In the leadup to Game 4, SU2C debuted a mobile app that enables users to create custom photo placards that name their loved ones in whose honor they are taking a stand. During the broadcast, SU2C debuted a public service announcement campaign, titled "Stand Up, Anytime, Anywhere." Two PSAs aired in connection with the in-stadium moment leading into the sixth inning.

Red Sox second baseman Dustin Pedroia appears in one PSA and is shown using the app to create a placard for his wife, Kelli, a melanoma survivor.

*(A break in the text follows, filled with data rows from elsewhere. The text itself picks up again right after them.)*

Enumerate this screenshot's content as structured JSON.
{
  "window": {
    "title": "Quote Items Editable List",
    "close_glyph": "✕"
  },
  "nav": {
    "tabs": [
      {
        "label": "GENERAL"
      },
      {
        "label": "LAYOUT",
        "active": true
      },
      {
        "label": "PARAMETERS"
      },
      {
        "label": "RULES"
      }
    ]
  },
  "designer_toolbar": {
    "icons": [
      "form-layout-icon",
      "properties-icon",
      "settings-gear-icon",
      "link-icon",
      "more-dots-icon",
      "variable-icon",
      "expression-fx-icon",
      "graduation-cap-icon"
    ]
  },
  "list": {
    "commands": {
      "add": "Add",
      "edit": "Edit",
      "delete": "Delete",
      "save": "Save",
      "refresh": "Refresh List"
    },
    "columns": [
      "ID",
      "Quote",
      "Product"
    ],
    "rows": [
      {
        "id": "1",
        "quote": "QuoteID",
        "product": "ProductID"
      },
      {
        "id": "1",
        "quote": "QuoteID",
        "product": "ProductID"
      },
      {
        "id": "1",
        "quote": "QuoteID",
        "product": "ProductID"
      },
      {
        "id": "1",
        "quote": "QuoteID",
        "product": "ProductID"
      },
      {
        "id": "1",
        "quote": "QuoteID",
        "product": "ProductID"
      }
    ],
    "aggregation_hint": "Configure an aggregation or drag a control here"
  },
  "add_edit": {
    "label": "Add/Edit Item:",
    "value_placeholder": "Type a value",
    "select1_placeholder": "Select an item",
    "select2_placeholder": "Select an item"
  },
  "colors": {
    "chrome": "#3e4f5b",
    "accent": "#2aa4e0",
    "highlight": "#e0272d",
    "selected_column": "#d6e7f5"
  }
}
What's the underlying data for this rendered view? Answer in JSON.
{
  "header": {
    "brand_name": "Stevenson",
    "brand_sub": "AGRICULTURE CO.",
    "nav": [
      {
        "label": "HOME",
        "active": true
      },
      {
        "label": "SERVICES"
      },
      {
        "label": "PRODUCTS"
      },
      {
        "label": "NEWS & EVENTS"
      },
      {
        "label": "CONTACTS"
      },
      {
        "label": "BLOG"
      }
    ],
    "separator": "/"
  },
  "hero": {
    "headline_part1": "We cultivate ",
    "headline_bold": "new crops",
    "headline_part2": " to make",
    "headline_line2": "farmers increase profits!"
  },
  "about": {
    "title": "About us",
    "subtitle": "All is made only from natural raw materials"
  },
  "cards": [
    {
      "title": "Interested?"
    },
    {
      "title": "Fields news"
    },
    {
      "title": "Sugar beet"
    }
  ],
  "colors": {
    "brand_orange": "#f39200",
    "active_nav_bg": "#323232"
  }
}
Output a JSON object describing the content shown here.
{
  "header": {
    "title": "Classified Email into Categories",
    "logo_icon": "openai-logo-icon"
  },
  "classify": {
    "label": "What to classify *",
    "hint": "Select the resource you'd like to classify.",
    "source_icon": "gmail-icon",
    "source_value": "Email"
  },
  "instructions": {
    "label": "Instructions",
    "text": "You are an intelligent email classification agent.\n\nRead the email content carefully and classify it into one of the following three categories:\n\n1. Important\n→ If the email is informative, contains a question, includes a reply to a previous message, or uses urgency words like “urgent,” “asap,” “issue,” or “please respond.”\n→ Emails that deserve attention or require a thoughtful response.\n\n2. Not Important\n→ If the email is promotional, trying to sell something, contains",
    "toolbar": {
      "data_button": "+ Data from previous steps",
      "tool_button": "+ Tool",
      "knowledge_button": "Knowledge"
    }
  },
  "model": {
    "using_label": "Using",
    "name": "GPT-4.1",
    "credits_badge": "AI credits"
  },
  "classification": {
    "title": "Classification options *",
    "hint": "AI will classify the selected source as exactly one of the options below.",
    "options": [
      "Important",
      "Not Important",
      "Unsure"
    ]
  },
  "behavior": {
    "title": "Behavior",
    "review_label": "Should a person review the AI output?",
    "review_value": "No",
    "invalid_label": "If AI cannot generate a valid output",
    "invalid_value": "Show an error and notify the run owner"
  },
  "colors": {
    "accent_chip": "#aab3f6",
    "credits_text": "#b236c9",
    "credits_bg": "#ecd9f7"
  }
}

Giants third baseman Pablo Sandoval appears in another and is shown creating a placard and declaring that he stands up for his friend Donna Musgrave, also a cancer survivor.

MasterCard, the preferred card of MLB, presented SU2C with a donation of $4 million as part of its "Dig In & Do Good" campaign, which launched at the 2013 All-Star Game at Citi Field in New York. SU2C ambassador and two-time Emmy-winning actor Eric Stonestreet was on hand for the pregame check presentation, which also included Commissioner Bud Selig's wife, Sue. The $4 million was raised with the help of fans, whose purchases of $10 or more on their MasterCard when dining out or ordering in resulted in donations to SU2C.

This year's "Dig In & Do Good" campaign included a public awareness television spot featuring Stonestreet and an ad featuring the Phillie Phanatic and Mr. Met.

To learn more about how you can do some good, visit mastercard.com/dogood.

"Both my grandpas passed away from cancer," Stonestreet said before the game. "An uncle, and now my mom is a two-time cancer survivor -- uterine and kidney cancer. You name it. I'm not unique in any way. Fortunately, though, there are a lot of developments that give hope in the fight against cancer."

Everyone is getting involved, as they did during Game 4. Now it's time to start winning.

"That's the important thing," SU2C co-founder Sue Schwartz said after the in-game moment. "Ultimately, the only thing that matters is, 'What's the impact on a patient?' The rest of it is a means to an end."